- EXERCISE AIM:
Copy each line below as written, but skip the pictures.

- SUPPLIED RECORDS:
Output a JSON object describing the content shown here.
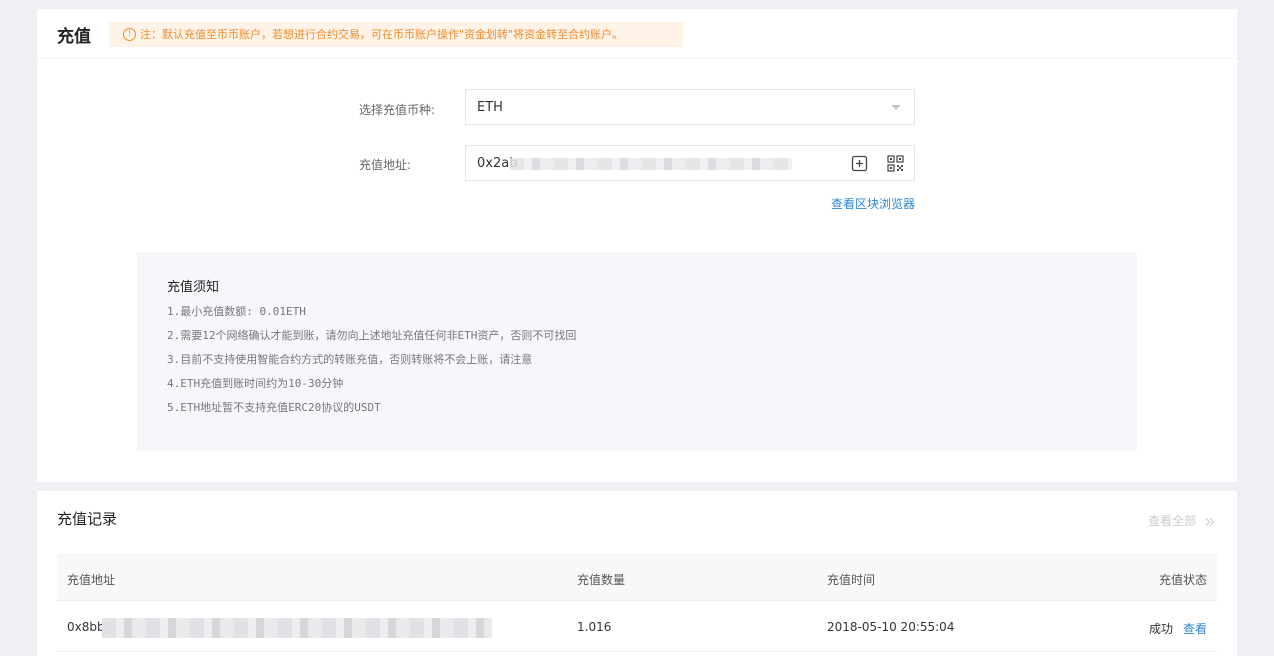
{
  "deposit": {
    "title": "充值",
    "notice": "注：默认充值至币币账户，若想进行合约交易，可在币币账户操作\"资金划转\"将资金转至合约账户。",
    "coin_label": "选择充值币种:",
    "coin_value": "ETH",
    "address_label": "充值地址:",
    "address_prefix": "0x2ab",
    "explorer_link": "查看区块浏览器",
    "notes": {
      "title": "充值须知",
      "items": [
        "1.最小充值数额: 0.01ETH",
        "2.需要12个网络确认才能到账，请勿向上述地址充值任何非ETH资产，否则不可找回",
        "3.目前不支持使用智能合约方式的转账充值，否则转账将不会上账，请注意",
        "4.ETH充值到账时间约为10-30分钟",
        "5.ETH地址暂不支持充值ERC20协议的USDT"
      ]
    }
  },
  "records": {
    "title": "充值记录",
    "view_all": "查看全部",
    "columns": [
      "充值地址",
      "充值数量",
      "充值时间",
      "充值状态"
    ],
    "rows": [
      {
        "address_prefix": "0x8bb",
        "amount": "1.016",
        "time": "2018-05-10 20:55:04",
        "status": "成功",
        "action": "查看"
      }
    ]
  },
  "colors": {
    "accent": "#2f86d6",
    "warning": "#f08c2e",
    "warning_bg": "#fef3e6"
  },
  "icons": [
    "warning-icon",
    "copy-icon",
    "qr-code-icon",
    "chevron-double-right-icon",
    "dropdown-caret-icon"
  ]
}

- THE ANSWER:
Output a JSON object describing the content shown here.
{
  "deposit": {
    "title": "充值",
    "notice": "注：默认充值至币币账户，若想进行合约交易，可在币币账户操作\"资金划转\"将资金转至合约账户。",
    "coin_label": "选择充值币种:",
    "coin_value": "ETH",
    "address_label": "充值地址:",
    "address_prefix": "0x2ab",
    "explorer_link": "查看区块浏览器",
    "notes": {
      "title": "充值须知",
      "items": [
        "1.最小充值数额: 0.01ETH",
        "2.需要12个网络确认才能到账，请勿向上述地址充值任何非ETH资产，否则不可找回",
        "3.目前不支持使用智能合约方式的转账充值，否则转账将不会上账，请注意",
        "4.ETH充值到账时间约为10-30分钟",
        "5.ETH地址暂不支持充值ERC20协议的USDT"
      ]
    }
  },
  "records": {
    "title": "充值记录",
    "view_all": "查看全部",
    "columns": [
      "充值地址",
      "充值数量",
      "充值时间",
      "充值状态"
    ],
    "rows": [
      {
        "address_prefix": "0x8bb",
        "amount": "1.016",
        "time": "2018-05-10 20:55:04",
        "status": "成功",
        "action": "查看"
      }
    ]
  },
  "colors": {
    "accent": "#2f86d6",
    "warning": "#f08c2e",
    "warning_bg": "#fef3e6"
  },
  "icons": [
    "warning-icon",
    "copy-icon",
    "qr-code-icon",
    "chevron-double-right-icon",
    "dropdown-caret-icon"
  ]
}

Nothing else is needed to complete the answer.